Now that Illinois' contentious primaries are over, state lawmakers have an opportunity to get back to business and tackle the litany of financial woes affecting the state. This year, Illinois ranked dead last on U.S. News & World Report's list of the most fiscally stable states.
Despite this ranking, some Illinois legislators continue to push bills that add undue stress to the state's business community. One key example is the push to put the state in the business of insurance. Specifically, both the House and Senate are considering bills that would establish the Illinois Employers Mutual Insurance Company (IEMIC), a workers' compensation insurance company funded by taxpayers and managed by the Illinois government.
For those of you who might be familiar with Illinois' workers' compensation system, you know that Illinois already has the most competitive marketplace in the nation -- 323 insurers currently compete for business in the state.
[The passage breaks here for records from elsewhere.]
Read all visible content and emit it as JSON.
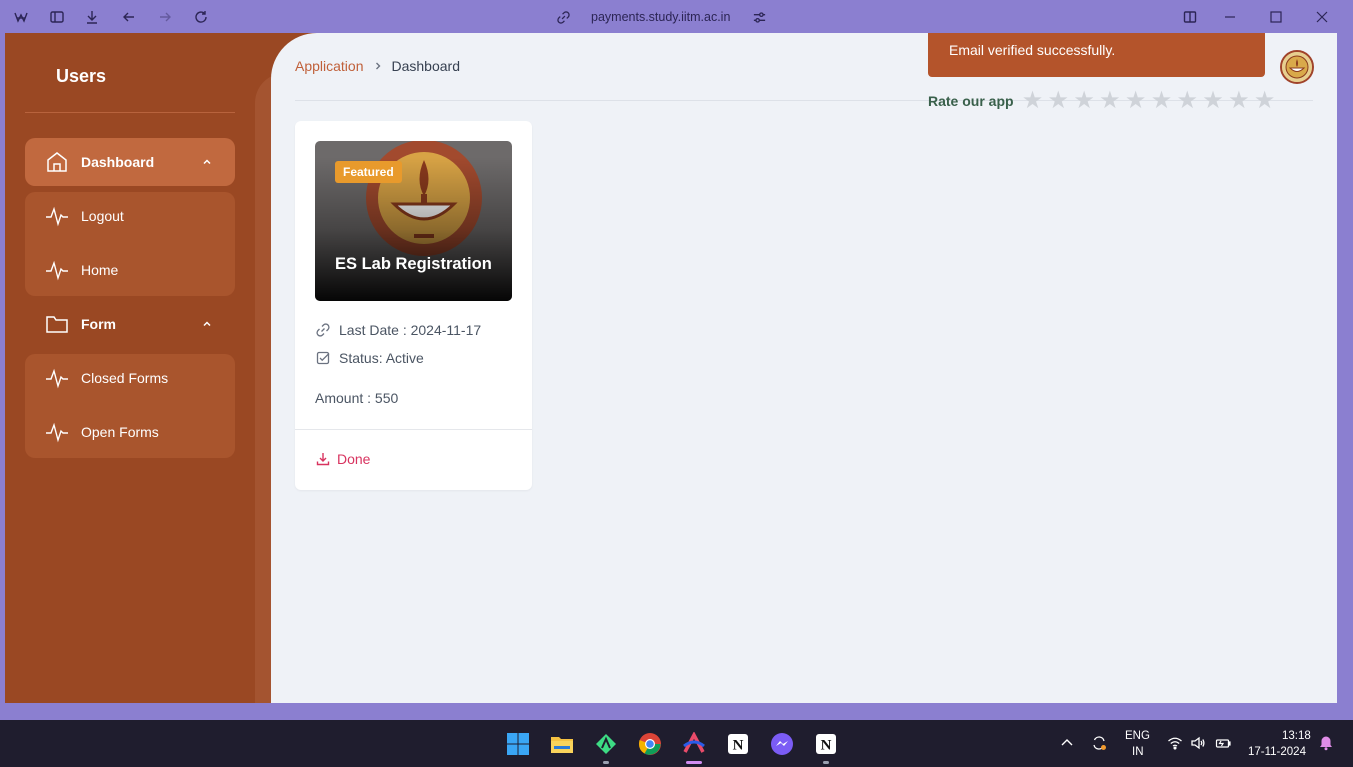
{
  "browser": {
    "url": "payments.study.iitm.ac.in",
    "icons": [
      "workspaces-icon",
      "sidebar-toggle-icon",
      "downloads-icon",
      "back-icon",
      "forward-icon",
      "reload-icon",
      "link-icon",
      "site-settings-icon",
      "split-view-icon",
      "minimize-icon",
      "maximize-icon",
      "close-icon"
    ]
  },
  "sidebar": {
    "title": "Users",
    "items": [
      {
        "label": "Dashboard",
        "icon": "home-icon",
        "active": true,
        "expanded": true
      },
      {
        "label": "Logout",
        "icon": "activity-icon"
      },
      {
        "label": "Home",
        "icon": "activity-icon"
      },
      {
        "label": "Form",
        "icon": "folder-icon",
        "expanded": true
      },
      {
        "label": "Closed Forms",
        "icon": "activity-icon"
      },
      {
        "label": "Open Forms",
        "icon": "activity-icon"
      }
    ]
  },
  "breadcrumb": {
    "parent": "Application",
    "current": "Dashboard"
  },
  "toast": {
    "message": "Email verified successfully."
  },
  "rating": {
    "label": "Rate our app",
    "max_stars": 10,
    "value": 0
  },
  "card": {
    "badge": "Featured",
    "title": "ES Lab Registration",
    "last_date": "Last Date : 2024-11-17",
    "status": "Status: Active",
    "amount": "Amount : 550",
    "action": "Done"
  },
  "taskbar": {
    "apps": [
      "windows-start-icon",
      "file-explorer-icon",
      "android-studio-icon",
      "chrome-icon",
      "arc-browser-icon",
      "notion-icon",
      "messenger-icon",
      "notion-icon"
    ],
    "lang_top": "ENG",
    "lang_bottom": "IN",
    "time": "13:18",
    "date": "17-11-2024"
  },
  "colors": {
    "sidebar": "#9a4823",
    "accent": "#c0603a",
    "toast": "#b4542b",
    "badge": "#e89a2c",
    "done": "#d8335f",
    "browser_frame": "#8b7fd0"
  }
}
With many private companies competing for business, there is no need for the government to enter the market.
Now, though the marketplace is vibrant, it is fair to say that there can be improvement to the current system, especially with respect to increasing the potential for lower costs. But unlike proposals such as HB 4595 and SB 2973, very few people are talking about the three reforms that would actually make a difference: instituting a Medicare-based fee schedule, investigating why Illinois pays more in indemnity benefits that anywhere else in the country and holding attorneys and medical providers to the same transparency standards as everyone else.
First, the fee schedule for medical reimbursement rates in Illinois is awkwardly and uniquely constructed to enrich Illinois' homegrown pharmaceutical companies and hospitals. Recent discussions at the state's Workers' Compensation Commission indicate that medical reimbursement rates in Illinois for many procedures average 200 to 300 percent of the scheduled Medicare prices for the same treatments.
In order to contain these costs, lawmakers should implement a Medicare-based fee schedule in Illinois. It would result in consistent, up-to-date, and predictable cost estimates for medical procedures and medications while maintaining high-quality care for Illinois workers.
Second, legislators should try and understand why Illinois pays so much more in indemnity benefits (wage replacement) than the rest of the nation. In Illinois, indemnity benefits are 53 percent of the total benefit costs, while medical care accounts for 47 percent of costs.
Nationally, however, indemnity benefits are just 41 percent of workers' compensation costs. These wage replacement costs can continue for weeks or months, depending on the severity of the injury, and can significantly increase the cost of a workers' compensation claim. We are not suggesting an increase or decrease in these benefits -- we only recommend that this divergence from the national average be closely examined to try and determine its cause.
Finally, attorneys and medical providers involved in the workers' compensation process should be subject to the same extensive reporting required of workers' compensation insurers, who must report information like the number of contested claims, the amount spent on legal defense, the total amount of medical costs billed to the employer, and much more every year. Attorneys and medical providers are not required to submit this data. As a result, legislators and regulators are not equipped with a complete body of information that can be used to thoroughly evaluate the impact and effects of any changes to the state's workers' compensation system.
These three proposals would be good first steps toward reducing workers' compensation costs in Illinois. Introducing a new, state-funded company, on the other hand, does nothing of the sort. It's like Gov. Rauner stated when he vetoed this exact same proposal last summer, "This bill does nothing to address the actual cost drivers and broken aspects of our workers' compensation system, which are significant contributors to the flight of businesses and jobs from Illinois and obstacles to the efficient and effective system that injured workers deserve."
Only when legislators focus on proposals that will actually lead to lowering the high cost of doing business in Illinois will the state begin to pull itself out of its financial sinkhole. Now that the political game is over for a few months, we hope that legislators will take the time to really tackle the tough issues.
Steve Schneider is the American Insurance Association's vice president of state affairs for the Midwest region.